• **Saved entries**
· · · ·
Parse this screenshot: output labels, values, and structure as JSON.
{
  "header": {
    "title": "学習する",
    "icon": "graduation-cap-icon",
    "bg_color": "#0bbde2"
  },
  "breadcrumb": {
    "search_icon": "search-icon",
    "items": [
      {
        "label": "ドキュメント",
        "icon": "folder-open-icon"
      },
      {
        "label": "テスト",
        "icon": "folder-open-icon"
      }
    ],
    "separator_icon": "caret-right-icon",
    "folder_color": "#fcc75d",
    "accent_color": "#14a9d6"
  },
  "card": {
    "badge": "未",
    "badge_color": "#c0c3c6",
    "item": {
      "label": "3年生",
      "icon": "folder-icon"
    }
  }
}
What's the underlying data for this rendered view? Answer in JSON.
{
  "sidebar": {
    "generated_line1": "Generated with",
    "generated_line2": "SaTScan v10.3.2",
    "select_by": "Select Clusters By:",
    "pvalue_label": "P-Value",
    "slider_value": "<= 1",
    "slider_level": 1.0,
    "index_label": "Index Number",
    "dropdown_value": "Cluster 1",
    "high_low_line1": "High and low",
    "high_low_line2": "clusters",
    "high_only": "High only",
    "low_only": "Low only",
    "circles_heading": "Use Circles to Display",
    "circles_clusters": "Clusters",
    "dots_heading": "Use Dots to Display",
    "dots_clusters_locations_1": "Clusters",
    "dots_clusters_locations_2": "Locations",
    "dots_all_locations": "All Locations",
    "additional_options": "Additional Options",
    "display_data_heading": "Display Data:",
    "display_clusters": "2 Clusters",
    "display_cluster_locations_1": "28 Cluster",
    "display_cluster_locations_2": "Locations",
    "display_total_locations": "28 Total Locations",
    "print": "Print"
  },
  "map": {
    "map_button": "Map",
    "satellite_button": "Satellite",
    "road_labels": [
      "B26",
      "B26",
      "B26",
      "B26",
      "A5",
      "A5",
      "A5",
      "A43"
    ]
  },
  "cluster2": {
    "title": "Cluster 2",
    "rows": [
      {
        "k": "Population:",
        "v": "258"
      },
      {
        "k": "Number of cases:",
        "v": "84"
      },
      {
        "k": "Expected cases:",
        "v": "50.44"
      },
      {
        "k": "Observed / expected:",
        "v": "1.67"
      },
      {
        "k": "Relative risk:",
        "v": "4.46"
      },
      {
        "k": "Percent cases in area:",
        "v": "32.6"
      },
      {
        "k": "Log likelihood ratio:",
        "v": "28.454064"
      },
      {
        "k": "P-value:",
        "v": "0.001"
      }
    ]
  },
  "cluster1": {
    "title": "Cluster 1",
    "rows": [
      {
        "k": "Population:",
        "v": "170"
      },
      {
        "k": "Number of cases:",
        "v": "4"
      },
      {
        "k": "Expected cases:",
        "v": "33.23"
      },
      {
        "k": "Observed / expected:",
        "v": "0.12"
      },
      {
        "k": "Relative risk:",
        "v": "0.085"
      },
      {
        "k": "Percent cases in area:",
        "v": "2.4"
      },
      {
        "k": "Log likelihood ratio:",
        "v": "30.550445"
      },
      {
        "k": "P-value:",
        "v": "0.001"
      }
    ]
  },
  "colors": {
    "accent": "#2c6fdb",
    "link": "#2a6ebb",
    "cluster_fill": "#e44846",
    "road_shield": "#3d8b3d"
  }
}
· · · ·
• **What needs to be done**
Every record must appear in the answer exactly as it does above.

• **Solution to this problem**
Parse this screenshot: output labels, values, and structure as JSON.
{
  "header": {
    "title": "学習する",
    "icon": "graduation-cap-icon",
    "bg_color": "#0bbde2"
  },
  "breadcrumb": {
    "search_icon": "search-icon",
    "items": [
      {
        "label": "ドキュメント",
        "icon": "folder-open-icon"
      },
      {
        "label": "テスト",
        "icon": "folder-open-icon"
      }
    ],
    "separator_icon": "caret-right-icon",
    "folder_color": "#fcc75d",
    "accent_color": "#14a9d6"
  },
  "card": {
    "badge": "未",
    "badge_color": "#c0c3c6",
    "item": {
      "label": "3年生",
      "icon": "folder-icon"
    }
  }
}
What's the underlying data for this rendered view? Answer in JSON.
{
  "sidebar": {
    "generated_line1": "Generated with",
    "generated_line2": "SaTScan v10.3.2",
    "select_by": "Select Clusters By:",
    "pvalue_label": "P-Value",
    "slider_value": "<= 1",
    "slider_level": 1.0,
    "index_label": "Index Number",
    "dropdown_value": "Cluster 1",
    "high_low_line1": "High and low",
    "high_low_line2": "clusters",
    "high_only": "High only",
    "low_only": "Low only",
    "circles_heading": "Use Circles to Display",
    "circles_clusters": "Clusters",
    "dots_heading": "Use Dots to Display",
    "dots_clusters_locations_1": "Clusters",
    "dots_clusters_locations_2": "Locations",
    "dots_all_locations": "All Locations",
    "additional_options": "Additional Options",
    "display_data_heading": "Display Data:",
    "display_clusters": "2 Clusters",
    "display_cluster_locations_1": "28 Cluster",
    "display_cluster_locations_2": "Locations",
    "display_total_locations": "28 Total Locations",
    "print": "Print"
  },
  "map": {
    "map_button": "Map",
    "satellite_button": "Satellite",
    "road_labels": [
      "B26",
      "B26",
      "B26",
      "B26",
      "A5",
      "A5",
      "A5",
      "A43"
    ]
  },
  "cluster2": {
    "title": "Cluster 2",
    "rows": [
      {
        "k": "Population:",
        "v": "258"
      },
      {
        "k": "Number of cases:",
        "v": "84"
      },
      {
        "k": "Expected cases:",
        "v": "50.44"
      },
      {
        "k": "Observed / expected:",
        "v": "1.67"
      },
      {
        "k": "Relative risk:",
        "v": "4.46"
      },
      {
        "k": "Percent cases in area:",
        "v": "32.6"
      },
      {
        "k": "Log likelihood ratio:",
        "v": "28.454064"
      },
      {
        "k": "P-value:",
        "v": "0.001"
      }
    ]
  },
  "cluster1": {
    "title": "Cluster 1",
    "rows": [
      {
        "k": "Population:",
        "v": "170"
      },
      {
        "k": "Number of cases:",
        "v": "4"
      },
      {
        "k": "Expected cases:",
        "v": "33.23"
      },
      {
        "k": "Observed / expected:",
        "v": "0.12"
      },
      {
        "k": "Relative risk:",
        "v": "0.085"
      },
      {
        "k": "Percent cases in area:",
        "v": "2.4"
      },
      {
        "k": "Log likelihood ratio:",
        "v": "30.550445"
      },
      {
        "k": "P-value:",
        "v": "0.001"
      }
    ]
  },
  "colors": {
    "accent": "#2c6fdb",
    "link": "#2a6ebb",
    "cluster_fill": "#e44846",
    "road_shield": "#3d8b3d"
  }
}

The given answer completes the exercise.